NYT Magazine staff writer and Times economics columnist David Leonhardt is on a liberal roll of late. Last Friday hegot front-page real estate to demonstrate the liberal obsession with income inequality. Then, in a "The Way We Live Now" column for the Times Magazine, he wondered why government control of the banks is considered so radical - after all, France did it in the early 1980s.
Few words conjure the specter of radicalism quite so well as nationalization. Seizing control of large industries - nationalizing them - is often among the first acts of a leftist government. Lenin did it, and so did Hugo Chávez. Even the comparatively tame François Mitterrand made the nationalization of some banks and heavy industry the centerpiece of his agenda when he became France's president in 1981. He held it out as the alternative to the laissez-faire ideology of Ronald Reagan and Margaret Thatcher.
So it is a bit odd to watch Barack Obama, who aspires to finally end the era of Reaganomics, spend his early weeks in the White House swatting away calls for nationalization from decidedly nonleftist quarters. Lindsey Graham, a Republican senator from South Carolina, recently said that, given the depth of the credit crisis, he wouldn't rule out nationalizing banks. Alan Greenspan went further a few days later. "I understand that once in a hundred years this is what you do," Greenspan, an Ayn Rand disciple before he was a central banker, told The Financial Times.
He took care to distinguish between "two different kinds of nationalization." The first and less appealing kind, with government running the enterprise, Leonhardt admits had "pretty dismal" results. But:
The second version of nationalization is the one that today's advocates point to. It is a temporary takeover born out of crisis. Sweden pursued this kind of strategy in the early 1990s to clean up its banking system. Even the United States has nationalized banks on occasion, including IndyMac Bank last year.
In these cases and others, the government had none of the grand ambitions that Mitterrand-style nationalizers had. The same would clearly be the case with a nationalization of banks today. "Nobody in their right mind wants the government to be in the banking business any longer than it needs to be," said Adam Posen, an economist in Washington and a prominent voice for nationalization. Instead, the federal government would declare a bank insolvent, wipe out its existing shareholders, fire its top executives and inject enough money to keep it functioning. The government could then siphon off the worst assets into a so-called bad bank - pooling them with toxic assets from other nationalized banks - and resell the bank's healthy parts to private investors. Once the crisis lifts, some of the toxic assets may even have value.
Leonhardt seems quite sure that the nationalization could be reversed eventually - although examples of the government giving up power are thin on the ground in recent years.

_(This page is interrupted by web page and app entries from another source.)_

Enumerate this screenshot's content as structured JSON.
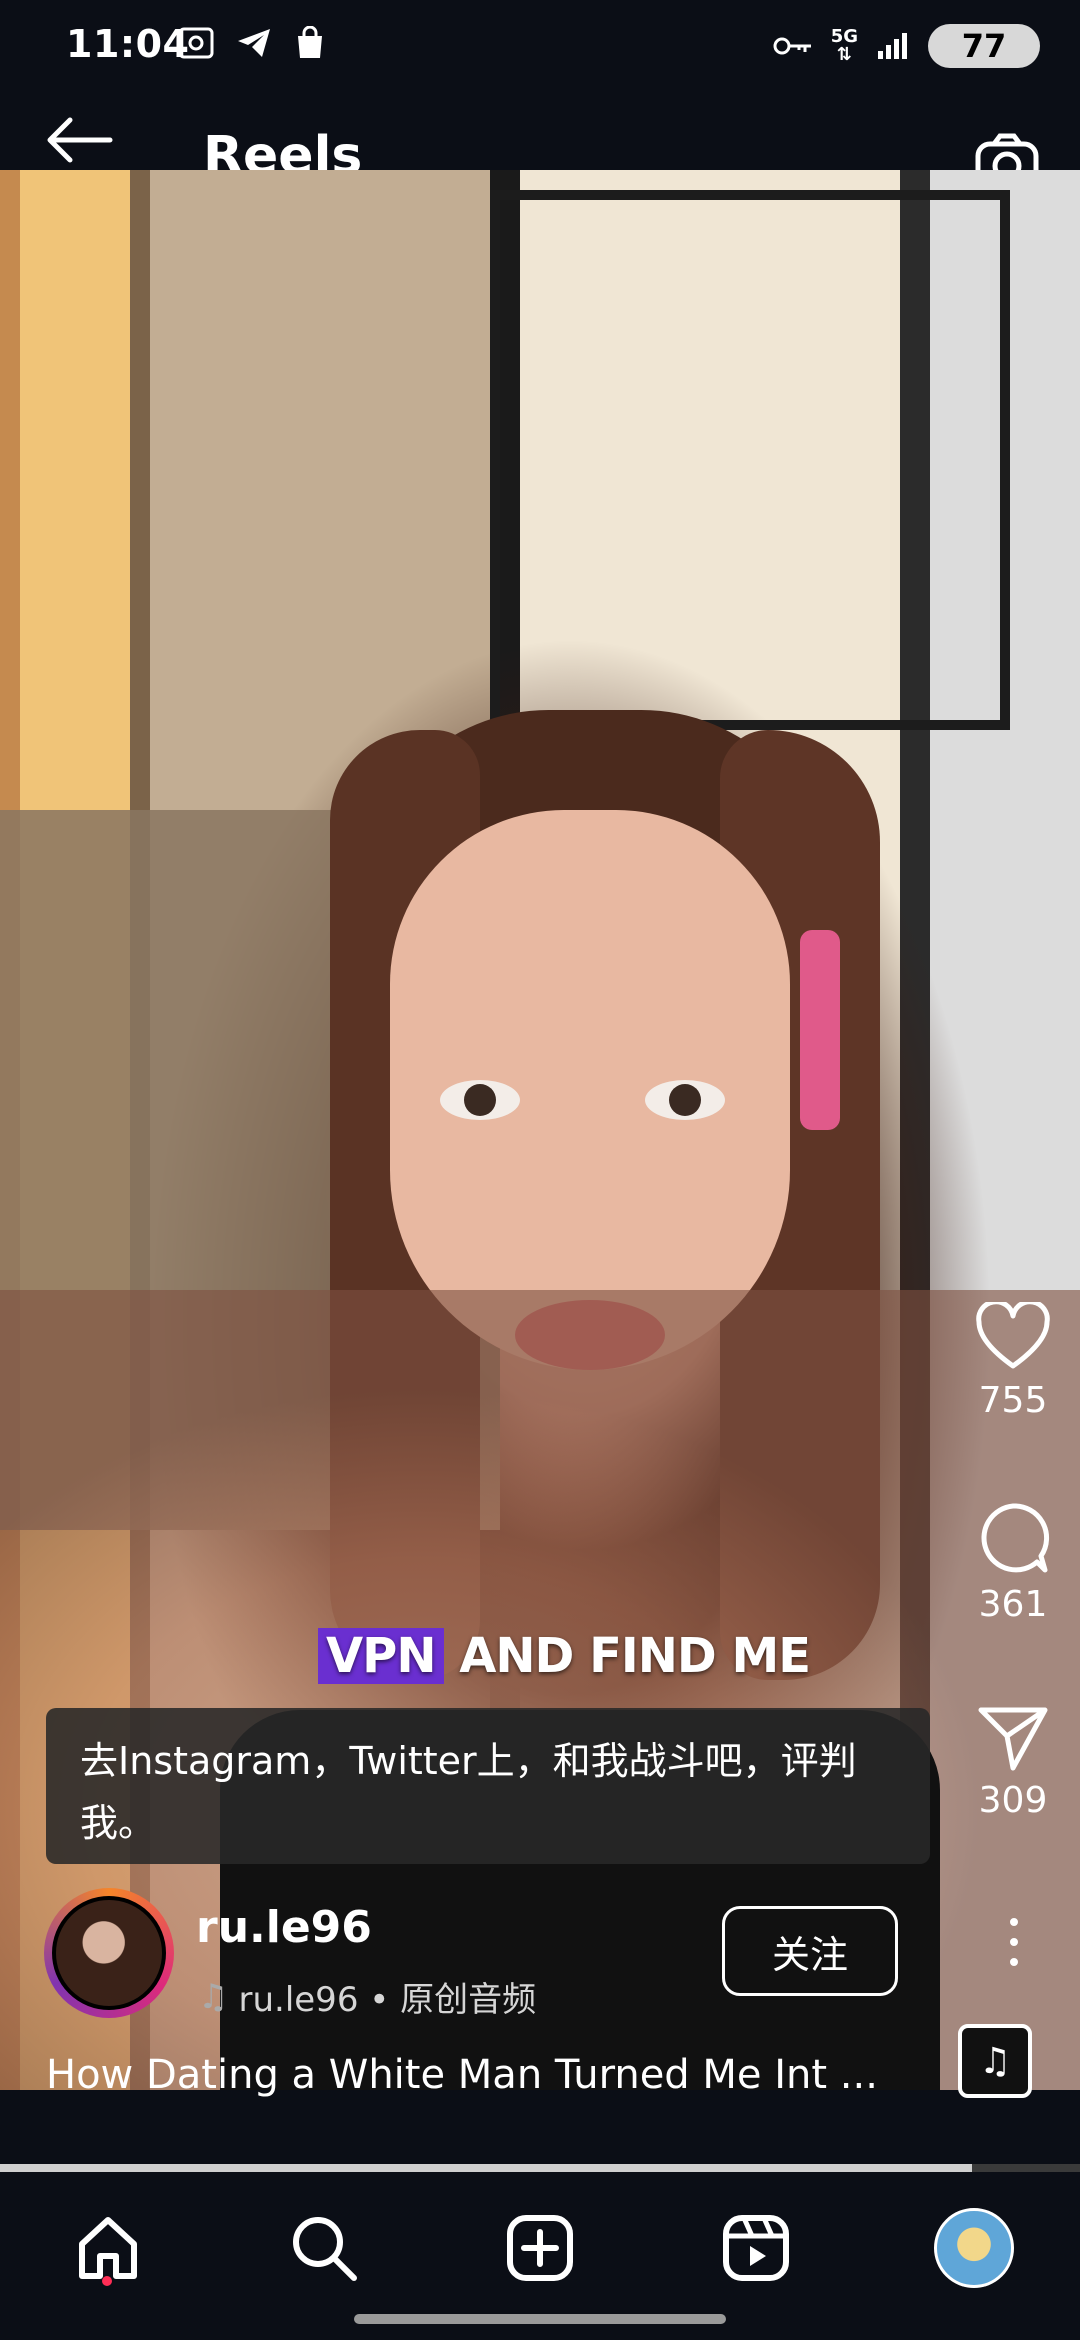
{
  "status_bar": {
    "time": "11:04",
    "network": "5G",
    "battery": "77"
  },
  "header": {
    "title": "Reels"
  },
  "video": {
    "overlay_highlight": "VPN",
    "overlay_rest": " AND FIND ME",
    "subtitle": "去Instagram，Twitter上，和我战斗吧，评判我。"
  },
  "actions": {
    "likes": "755",
    "comments": "361",
    "shares": "309"
  },
  "author": {
    "username": "ru.le96",
    "audio": "ru.le96 • 原创音频",
    "follow_label": "关注"
  },
  "reel": {
    "title": "How Dating a White Man Turned Me Int ...",
    "progress": 0.9
  },
  "nav": {
    "items": [
      "home-icon",
      "search-icon",
      "create-icon",
      "reels-icon",
      "profile-avatar"
    ]
  },
  "colors": {
    "highlight": "#6a2fd0",
    "notification_dot": "#ff2d55"
  }
}
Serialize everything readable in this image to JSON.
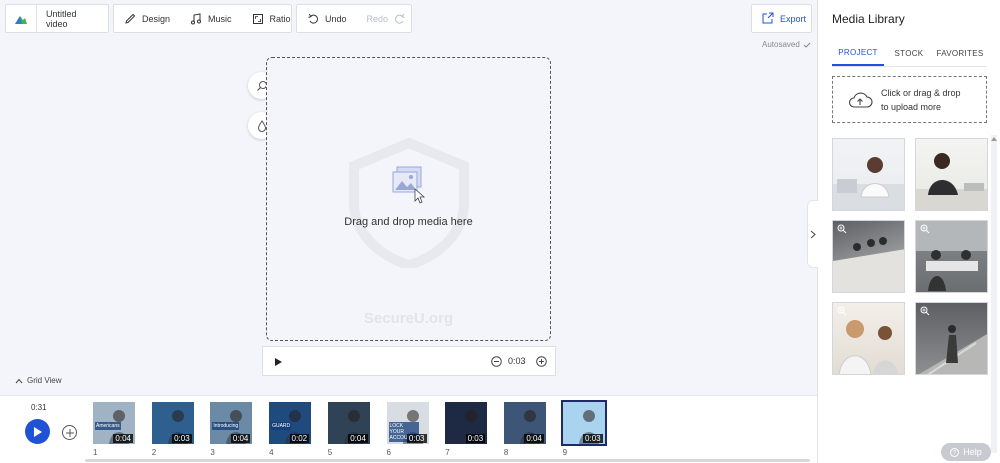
{
  "toolbar": {
    "title": "Untitled video",
    "design": "Design",
    "music": "Music",
    "ratio": "Ratio",
    "undo": "Undo",
    "redo": "Redo",
    "export": "Export",
    "autosaved": "Autosaved"
  },
  "canvas": {
    "drop_text": "Drag and drop media here",
    "watermark": "SecureU.org"
  },
  "player": {
    "time": "0:03"
  },
  "timeline": {
    "grid_view": "Grid View",
    "total_time": "0:31",
    "scenes": [
      {
        "num": "1",
        "dur": "0:04",
        "caption": "Americans",
        "bg": "#9fb3c4"
      },
      {
        "num": "2",
        "dur": "0:03",
        "caption": "",
        "bg": "#2e5f8f"
      },
      {
        "num": "3",
        "dur": "0:04",
        "caption": "Introducing",
        "bg": "#6b8aa5"
      },
      {
        "num": "4",
        "dur": "0:02",
        "caption": "GUARD",
        "bg": "#1f4a7d"
      },
      {
        "num": "5",
        "dur": "0:04",
        "caption": "",
        "bg": "#2f4256"
      },
      {
        "num": "6",
        "dur": "0:03",
        "caption": "LOCK YOUR ACCOUNTS",
        "bg": "#d8dde4"
      },
      {
        "num": "7",
        "dur": "0:03",
        "caption": "",
        "bg": "#1e2a44"
      },
      {
        "num": "8",
        "dur": "0:04",
        "caption": "",
        "bg": "#3d5576"
      },
      {
        "num": "9",
        "dur": "0:03",
        "caption": "",
        "bg": "#a9d3ee"
      }
    ]
  },
  "library": {
    "title": "Media Library",
    "tabs": [
      "PROJECT",
      "STOCK",
      "FAVORITES"
    ],
    "upload_line1": "Click or drag & drop",
    "upload_line2": "to upload more",
    "help": "Help"
  },
  "colors": {
    "accent": "#1f52d6",
    "play_button": "#1f52d6"
  }
}
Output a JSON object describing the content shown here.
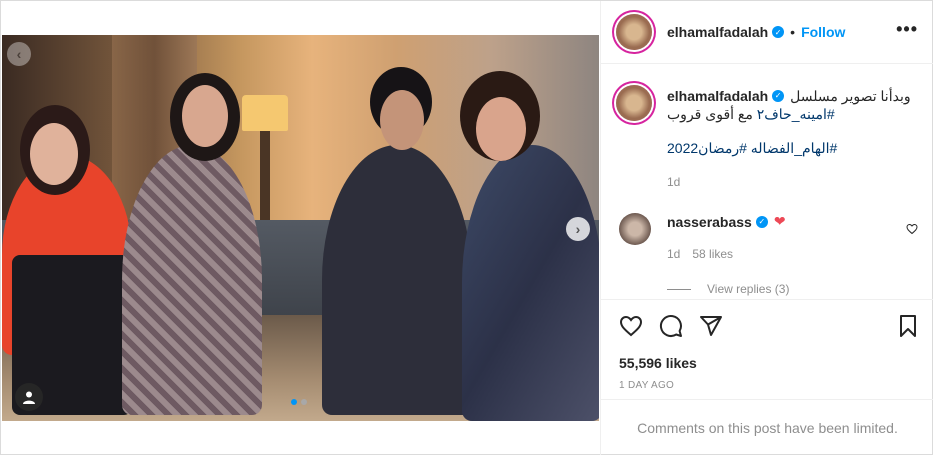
{
  "post": {
    "author": "elhamalfadalah",
    "follow_label": "Follow",
    "separator": "•",
    "more_label": "•••"
  },
  "caption": {
    "username": "elhamalfadalah",
    "text_line1": "وبدأنا تصوير مسلسل",
    "hashtag_line1": "#امينه_حاف٢",
    "text_line2": "مع أقوى قروب",
    "hashtags": "#الهام_الفضاله #رمضان2022",
    "age": "1d"
  },
  "reply": {
    "username": "nasserabass",
    "emoji": "❤",
    "age": "1d",
    "likes": "58 likes",
    "view_replies": "View replies (3)"
  },
  "engagement": {
    "likes": "55,596 likes",
    "date": "1 DAY AGO",
    "comments_limited": "Comments on this post have been limited."
  },
  "carousel": {
    "total": 2,
    "active_index": 0
  },
  "icons": {
    "verified": "verified-badge-icon",
    "heart": "heart-icon",
    "comment": "comment-icon",
    "share": "share-icon",
    "save": "bookmark-icon",
    "tag": "user-tag-icon"
  },
  "colors": {
    "accent": "#0095f6",
    "hashtag": "#00376b",
    "muted": "#8e8e8e"
  }
}
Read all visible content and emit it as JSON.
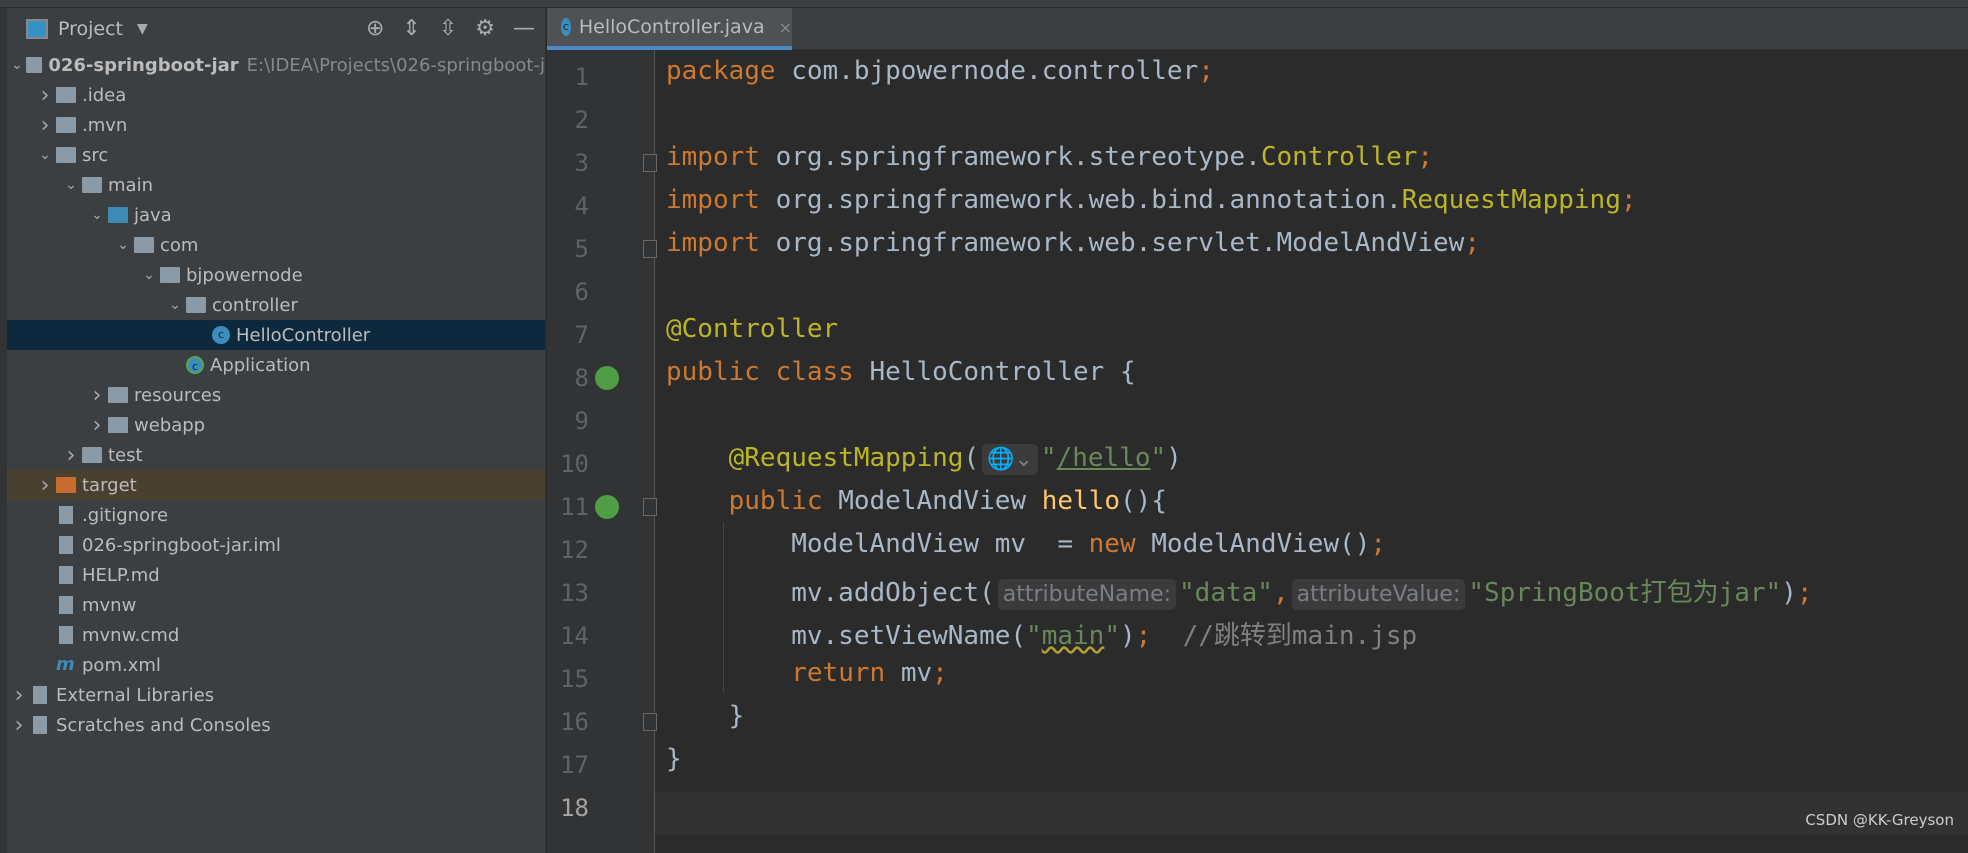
{
  "panel": {
    "title": "Project",
    "tools": [
      "locate-icon",
      "expand-all-icon",
      "collapse-all-icon",
      "gear-icon",
      "minimize-icon"
    ]
  },
  "tree": [
    {
      "label": "026-springboot-jar",
      "path": "E:\\IDEA\\Projects\\026-springboot-j",
      "depth": 0,
      "arrow": "open",
      "icon": "module",
      "bold": true
    },
    {
      "label": ".idea",
      "depth": 1,
      "arrow": "closed",
      "icon": "folder"
    },
    {
      "label": ".mvn",
      "depth": 1,
      "arrow": "closed",
      "icon": "folder"
    },
    {
      "label": "src",
      "depth": 1,
      "arrow": "open",
      "icon": "folder"
    },
    {
      "label": "main",
      "depth": 2,
      "arrow": "open",
      "icon": "folder"
    },
    {
      "label": "java",
      "depth": 3,
      "arrow": "open",
      "icon": "folder-blue"
    },
    {
      "label": "com",
      "depth": 4,
      "arrow": "open",
      "icon": "package"
    },
    {
      "label": "bjpowernode",
      "depth": 5,
      "arrow": "open",
      "icon": "package"
    },
    {
      "label": "controller",
      "depth": 6,
      "arrow": "open",
      "icon": "package"
    },
    {
      "label": "HelloController",
      "depth": 7,
      "arrow": "",
      "icon": "class",
      "selected": true
    },
    {
      "label": "Application",
      "depth": 6,
      "arrow": "",
      "icon": "spring-class"
    },
    {
      "label": "resources",
      "depth": 3,
      "arrow": "closed",
      "icon": "folder"
    },
    {
      "label": "webapp",
      "depth": 3,
      "arrow": "closed",
      "icon": "folder"
    },
    {
      "label": "test",
      "depth": 2,
      "arrow": "closed",
      "icon": "folder"
    },
    {
      "label": "target",
      "depth": 1,
      "arrow": "closed",
      "icon": "folder-orange",
      "highlight": true
    },
    {
      "label": ".gitignore",
      "depth": 1,
      "arrow": "",
      "icon": "file"
    },
    {
      "label": "026-springboot-jar.iml",
      "depth": 1,
      "arrow": "",
      "icon": "file"
    },
    {
      "label": "HELP.md",
      "depth": 1,
      "arrow": "",
      "icon": "file"
    },
    {
      "label": "mvnw",
      "depth": 1,
      "arrow": "",
      "icon": "file"
    },
    {
      "label": "mvnw.cmd",
      "depth": 1,
      "arrow": "",
      "icon": "file"
    },
    {
      "label": "pom.xml",
      "depth": 1,
      "arrow": "",
      "icon": "maven"
    },
    {
      "label": "External Libraries",
      "depth": 0,
      "arrow": "closed",
      "icon": "library"
    },
    {
      "label": "Scratches and Consoles",
      "depth": 0,
      "arrow": "closed",
      "icon": "scratches"
    }
  ],
  "tab": {
    "label": "HelloController.java",
    "close": "×"
  },
  "code": [
    [
      [
        "kw",
        "package "
      ],
      [
        "",
        "com.bjpowernode.controller"
      ],
      [
        "kw",
        ";"
      ]
    ],
    [],
    [
      [
        "kw",
        "import "
      ],
      [
        "",
        "org.springframework.stereotype."
      ],
      [
        "an",
        "Controller"
      ],
      [
        "kw",
        ";"
      ]
    ],
    [
      [
        "kw",
        "import "
      ],
      [
        "",
        "org.springframework.web.bind.annotation."
      ],
      [
        "an",
        "RequestMapping"
      ],
      [
        "kw",
        ";"
      ]
    ],
    [
      [
        "kw",
        "import "
      ],
      [
        "",
        "org.springframework.web.servlet.ModelAndView"
      ],
      [
        "kw",
        ";"
      ]
    ],
    [],
    [
      [
        "an",
        "@Controller"
      ]
    ],
    [
      [
        "kw",
        "public class "
      ],
      [
        "",
        "HelloController {"
      ]
    ],
    [],
    [
      [
        "",
        "    "
      ],
      [
        "an",
        "@RequestMapping"
      ],
      [
        "",
        "("
      ],
      [
        "hint",
        "🌐⌄"
      ],
      [
        "st",
        "\""
      ],
      [
        "st ul",
        "/hello"
      ],
      [
        "st",
        "\""
      ],
      [
        "",
        ")"
      ]
    ],
    [
      [
        "",
        "    "
      ],
      [
        "kw",
        "public "
      ],
      [
        "",
        "ModelAndView "
      ],
      [
        "fn",
        "hello"
      ],
      [
        "",
        "(){"
      ]
    ],
    [
      [
        "",
        "        ModelAndView mv  = "
      ],
      [
        "kw",
        "new "
      ],
      [
        "",
        "ModelAndView()"
      ],
      [
        "kw",
        ";"
      ]
    ],
    [
      [
        "",
        "        mv.addObject("
      ],
      [
        "hint",
        "attributeName:"
      ],
      [
        "st",
        "\"data\""
      ],
      [
        "kw",
        ","
      ],
      [
        "hint",
        "attributeValue:"
      ],
      [
        "st",
        "\"SpringBoot打包为jar\""
      ],
      [
        "",
        ")"
      ],
      [
        "kw",
        ";"
      ]
    ],
    [
      [
        "",
        "        mv.setViewName("
      ],
      [
        "st",
        "\""
      ],
      [
        "st wavy",
        "main"
      ],
      [
        "st",
        "\""
      ],
      [
        "",
        ")"
      ],
      [
        "kw",
        ";"
      ],
      [
        "cm",
        "  //跳转到main.jsp"
      ]
    ],
    [
      [
        "",
        "        "
      ],
      [
        "kw",
        "return "
      ],
      [
        "",
        "mv"
      ],
      [
        "kw",
        ";"
      ]
    ],
    [
      [
        "",
        "    }"
      ]
    ],
    [
      [
        "",
        "}"
      ]
    ],
    []
  ],
  "current_line": 18,
  "watermark": "CSDN @KK-Greyson"
}
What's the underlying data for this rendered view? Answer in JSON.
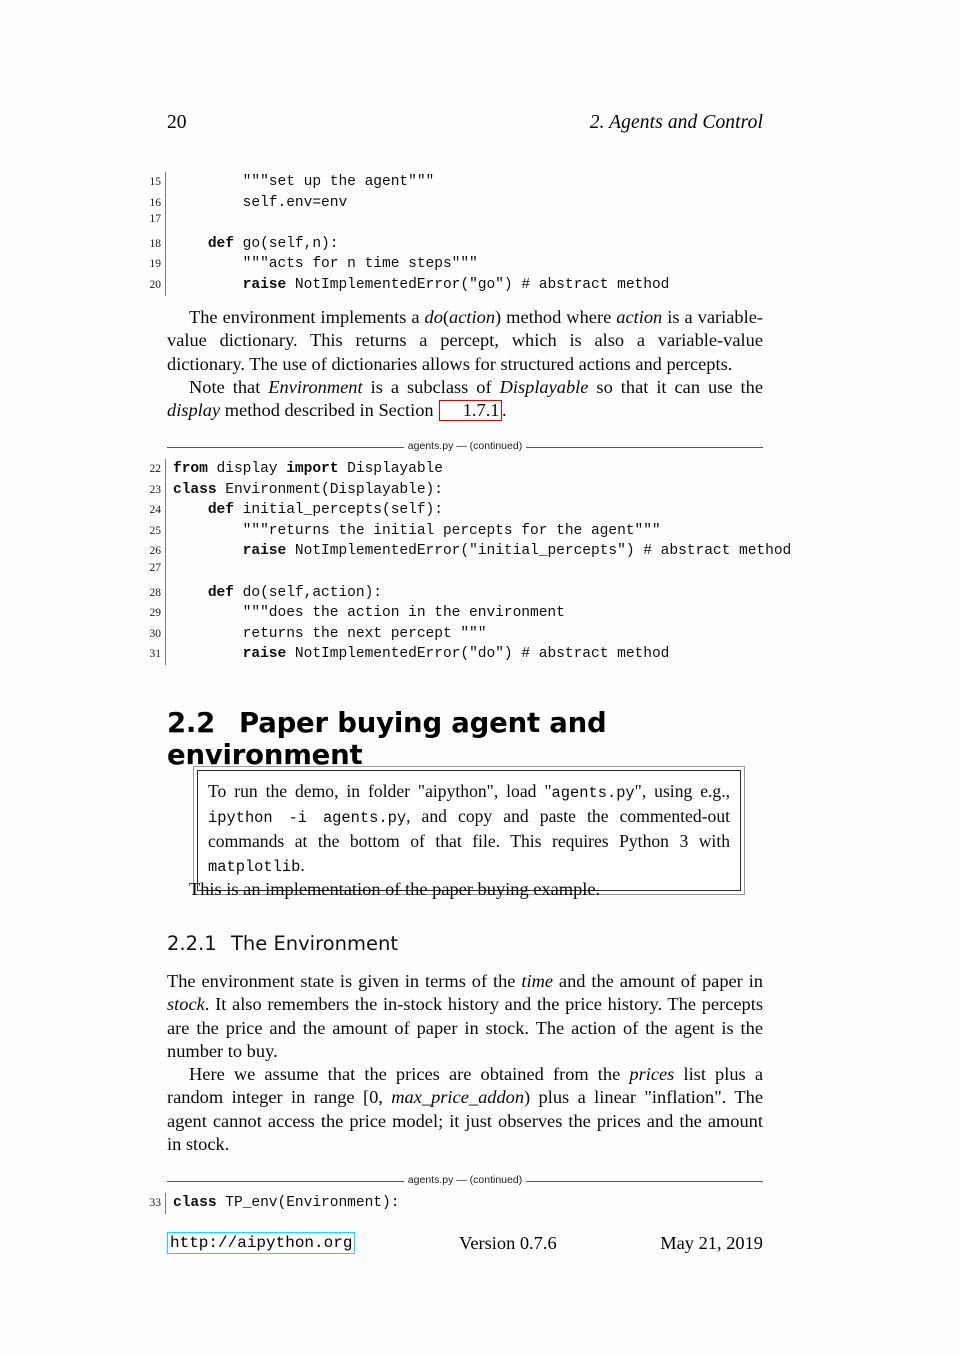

The question, obviously, is whether it is too late for such moderation and, if not, whether Obama's economic team will be able to see when it is. His top advisers, including Geithner and Lawrence Summers, have spent much of their careers trying to persuade other Democrats of the virtues of private enterprise. They have pushed the party to grasp the folly of Mitterrand and acknowledge the limits of government. As this crisis has made clear, the private sector has its limits, too. Will the people who have Obama's ear be able to acknowledge those limits when the time comes?